She remembered dislodging a fly from her ear while in Peru but thought nothing more of it until she started getting headaches and pains down one side of her face and woke up in Britain one morning with liquid on her pillow.
Thinking she had a routine ear infection caused by a mosquito bite, she sought medical treatment at the Royal Derby Hospital in northern England, where a consultant noticed worms in a small hole in her ear-canal.
Doctors tried first to flush the worms out of the ear using olive oil. When flushing the worms out failed, the medics resorted to surgery and found a "writhing mass of worms" within her ear, raising concern they could eat into her brain.
The surgery removed a family of eight worms.

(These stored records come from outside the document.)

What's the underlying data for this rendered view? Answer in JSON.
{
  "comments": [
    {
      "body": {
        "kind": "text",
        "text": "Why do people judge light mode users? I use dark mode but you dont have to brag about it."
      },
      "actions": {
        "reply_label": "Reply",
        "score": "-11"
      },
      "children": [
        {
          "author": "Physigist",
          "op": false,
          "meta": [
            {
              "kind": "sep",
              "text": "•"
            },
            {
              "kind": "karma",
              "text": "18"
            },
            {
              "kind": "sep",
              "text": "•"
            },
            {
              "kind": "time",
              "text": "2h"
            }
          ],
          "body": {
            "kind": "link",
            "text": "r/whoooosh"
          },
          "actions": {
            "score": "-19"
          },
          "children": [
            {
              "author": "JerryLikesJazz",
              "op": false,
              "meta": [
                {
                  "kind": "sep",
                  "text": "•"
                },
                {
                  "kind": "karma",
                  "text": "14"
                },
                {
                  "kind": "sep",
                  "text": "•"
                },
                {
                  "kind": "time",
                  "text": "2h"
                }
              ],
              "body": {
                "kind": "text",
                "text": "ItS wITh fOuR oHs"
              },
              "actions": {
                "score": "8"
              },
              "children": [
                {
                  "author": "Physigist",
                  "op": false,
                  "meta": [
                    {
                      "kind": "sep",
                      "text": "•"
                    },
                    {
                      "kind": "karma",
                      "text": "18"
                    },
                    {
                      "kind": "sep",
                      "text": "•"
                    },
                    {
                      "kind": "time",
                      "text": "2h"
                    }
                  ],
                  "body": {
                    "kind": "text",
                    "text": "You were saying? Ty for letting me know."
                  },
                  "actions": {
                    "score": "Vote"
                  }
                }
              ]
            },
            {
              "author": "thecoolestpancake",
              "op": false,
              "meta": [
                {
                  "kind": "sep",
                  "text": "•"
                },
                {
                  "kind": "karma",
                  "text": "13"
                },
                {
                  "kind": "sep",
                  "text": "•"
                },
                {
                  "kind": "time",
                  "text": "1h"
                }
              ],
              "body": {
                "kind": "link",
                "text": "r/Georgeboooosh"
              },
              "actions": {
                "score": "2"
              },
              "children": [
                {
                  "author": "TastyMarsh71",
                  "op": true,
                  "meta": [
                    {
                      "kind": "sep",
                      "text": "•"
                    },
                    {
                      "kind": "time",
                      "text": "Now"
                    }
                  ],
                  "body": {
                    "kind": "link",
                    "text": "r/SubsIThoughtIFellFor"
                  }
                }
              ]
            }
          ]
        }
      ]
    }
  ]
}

The worms that Harris, 27, was hosting were the larvae of the New World screwworm fly (Cochliomyia hominivorax). The fly is a notorious livestock pest that also seeks out pets, zoo animals and occasionally humans as hosts.